For the first time since 1936, the St. Joseph name will no longer be attached to the official title of the hospital on West Sycamore Street.
St. Vincent Health announced Tuesday morning in an unveiling ceremony that St. Joseph Hospital has changed its name to St. Vincent Kokomo, effective immediately.
“Changing our hospital’s name … more clearly shows our affiliation with St. Vincent and our physicians within St. Vincent Medical Group,” St. Vincent Kokomo interim regional president Margie Johnson said. “However, our mission, heritage and commitment to those we serve in Kokomo and surrounding areas, especially those who are poor and vulnerable, will remain unchanged.”
St. Vincent Health CEO Jonathan Nalli explained the decision to change the name was in recognition of how healthcare has evolved over the last 15 to 20 years. In today’s world, the best way to provide positive outcomes for patients is to utilize resources collectively, and name change helps more clearly reflect the affiliation.
“As we look at how we continue to align our resources as a statewide ministry, it was only natural to continue to align all the elements of St. Vincent Health Indiana,” Nalli said. “More importantly, it allows us to pool from and build off of the contributions of St. Vincent Kokomo into St. Vincent Health more formally.”
Tuesday was a celebration of the past, present and future at the hospital, which stretches back over 100 years in Kokomo.
The Sisters of Saint Joseph from Tipton started Good Samaritan Hospital on the corner of Vaile Avenue and Apperson Way in 1913, where Terrace Tower Apartments stand today. In its infancy it was a small house with just 10 beds, but by 1914, the Sisters raised enough money to build a 60-bed facility.
The Sisters endured strong opposition from the Ku Klux Klan in the early years. The Klan’s financial clout backed the Howard County Hospital, a 50-bed facility on West Sycamore Street, which was built in 1925.
Federal regulations began cracking down on the KKK’s fundraising efforts, and by 1930, Howard County Hospital was shut down and vacated.
A man named Henry Fisk left the Sisters $20,000 after his death around 1934 as a thanks for caring for him years earlier, when Howard County Hospital had asked for him to put money down before being admitted, only for him to refuse and go to Good Samaritan Hospital.
The Sisters wanted to use the money to purchase the old Howard County Hospital property, but knew the transaction would not be widely accepted among the strong Klan presence still in the area.
So, the Sisters gave the money to a man by the name of Francis Kilcline from St. Patrick’s Church, who purchased the property on the Sisters’ behalf.
The property was renamed St. Joseph Memorial Hospital in May of 1936. St. Joseph Hospital and St. Vincent Hospital in Indianapolis joined to form Saint Vincent Health in 1998.
Moving forward St. Vincent Kokomo will not be completely devoid of the St. Joseph heritage. The hospital also unveiled a new St. Joseph Chapel Tuesday, which is located just off of its newly renovated main entrance on West Sycamore Street.
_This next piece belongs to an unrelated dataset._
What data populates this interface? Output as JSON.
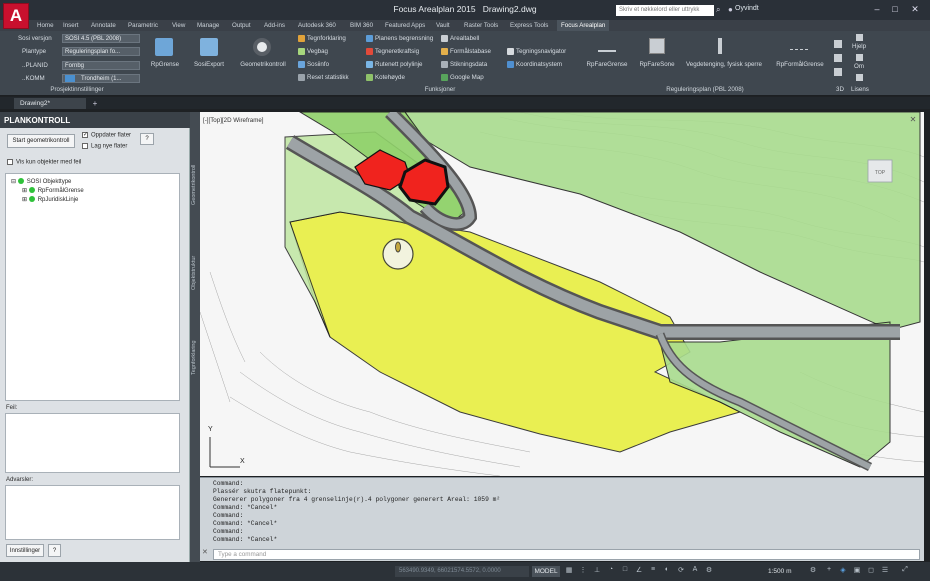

“There’s a certain sadness about losing the name of the hospital, or changing it, but on the other hand, the name St. Vincent has always been a very positive, strong presence in the state of Indiana, the country and the world,” said Sister Martin McEntee, who was the hospital’s administrator from 1968 to 1996. “It’s a privilege and an honor to be a part of that and be recognized as part of a fine, quality institution. There are some mixed emotions, but the thing that makes me so happy is that I truly believe this will help us continue the mission and spirit that has always been typical of St. Joseph Hospital. We’re continuing the legacy, if not the name.”
Johnson said she has leaned on McEntee heavily for advice and mentorship since taking over as the interim president on Jan. 1. That close bond Johnson has developed with McEntee, and other Sisters of St. Joseph, made the decision to dedicate the chapel in their honor an easy one.
“It’s important because it’s where we come from. It’s our history,” Johnson said. “They opened the hospital. It’s our responsibility to carry forth their mission and legacy that they started 102 years ago. We did it by naming the chapel as a symbol to remember and put on display, so we always have them there. They are the center of who we are.”